> [WHAT YOU SHOULD DO] Find the lines below holding the word "来自中世界" and copy each of them.

> [RECORDS SHOWN]
-.-.-

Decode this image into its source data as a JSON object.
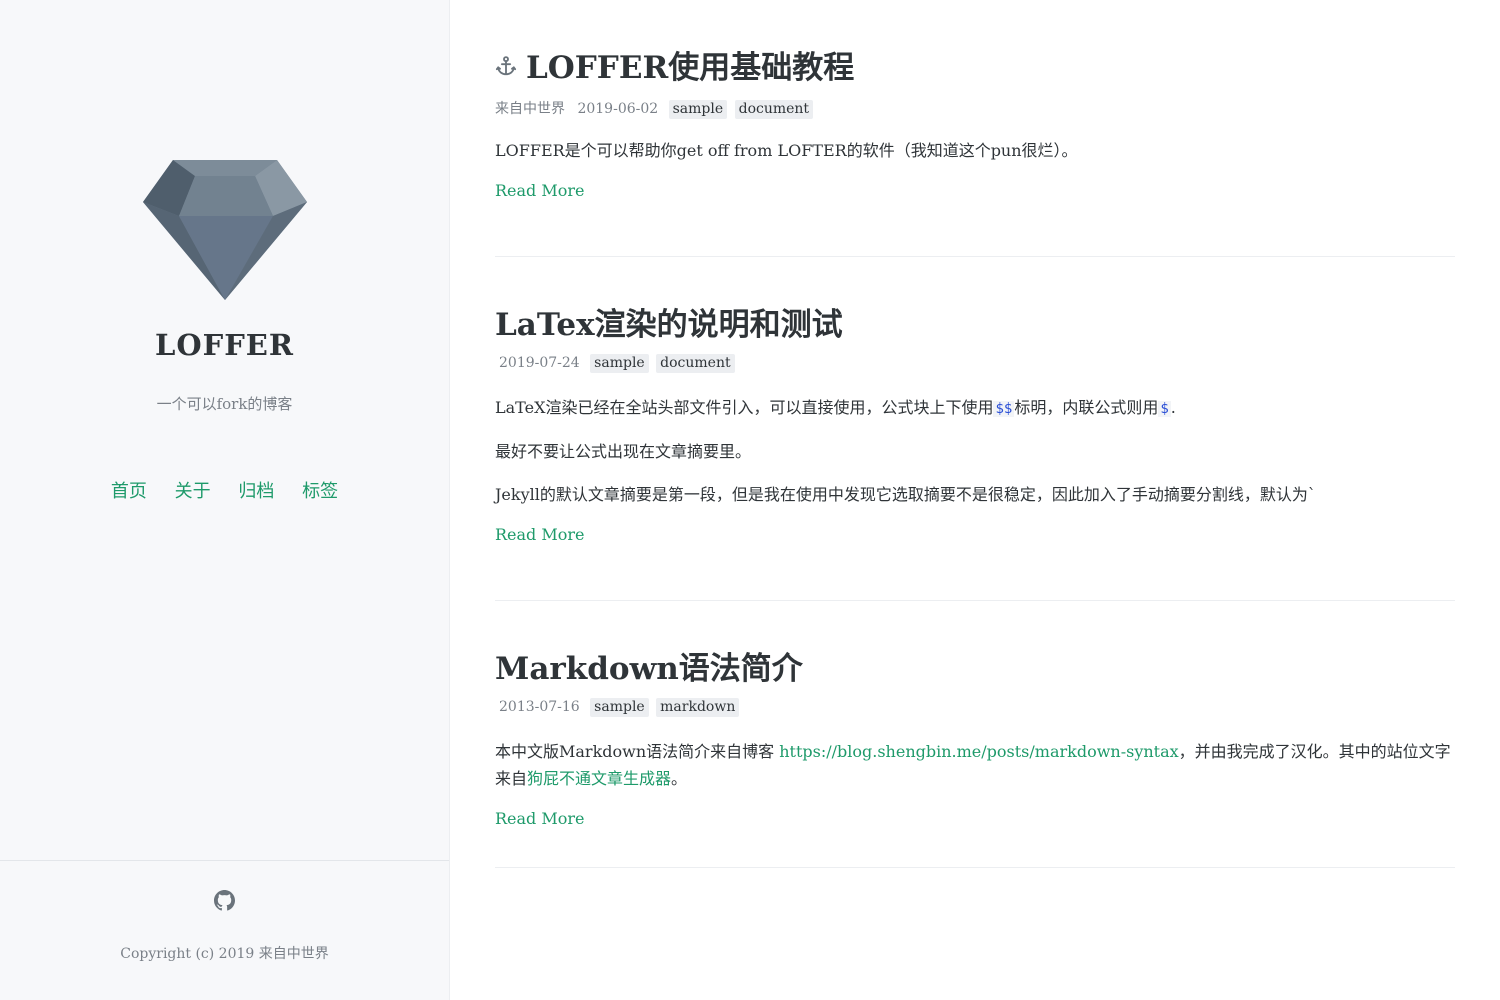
{
  "sidebar": {
    "title": "LOFFER",
    "description": "一个可以fork的博客",
    "nav": [
      "首页",
      "关于",
      "归档",
      "标签"
    ],
    "logo_icon": "diamond-icon",
    "github_icon": "github-icon",
    "copyright": "Copyright (c) 2019 来自中世界"
  },
  "posts": [
    {
      "title": "LOFFER使用基础教程",
      "pinned_icon": "anchor-icon",
      "author": "来自中世界",
      "date": "2019-06-02",
      "tags": [
        "sample",
        "document"
      ],
      "excerpt": [
        "LOFFER是个可以帮助你get off from LOFTER的软件（我知道这个pun很烂）。"
      ],
      "read_more": "Read More"
    },
    {
      "title": "LaTex渲染的说明和测试",
      "date": "2019-07-24",
      "tags": [
        "sample",
        "document"
      ],
      "excerpt_p1_a": "LaTeX渲染已经在全站头部文件引入，可以直接使用，公式块上下使用",
      "excerpt_p1_code1": "$$",
      "excerpt_p1_b": "标明，内联公式则用",
      "excerpt_p1_code2": "$",
      "excerpt_p1_c": ".",
      "excerpt_p2": "最好不要让公式出现在文章摘要里。",
      "excerpt_p3": "Jekyll的默认文章摘要是第一段，但是我在使用中发现它选取摘要不是很稳定，因此加入了手动摘要分割线，默认为`",
      "read_more": "Read More"
    },
    {
      "title": "Markdown语法简介",
      "date": "2013-07-16",
      "tags": [
        "sample",
        "markdown"
      ],
      "excerpt_a": "本中文版Markdown语法简介来自博客 ",
      "excerpt_link1": "https://blog.shengbin.me/posts/markdown-syntax",
      "excerpt_b": "，并由我完成了汉化。其中的站位文字来自",
      "excerpt_link2": "狗屁不通文章生成器",
      "excerpt_c": "。",
      "read_more": "Read More"
    }
  ],
  "colors": {
    "accent": "#1e9a6a",
    "sidebar_bg": "#f7f8fa",
    "code": "#2a4fd6"
  }
}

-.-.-

> [SOLUTION]
    "copyright": "Copyright (c) 2019 来自中世界"
      "author": "来自中世界",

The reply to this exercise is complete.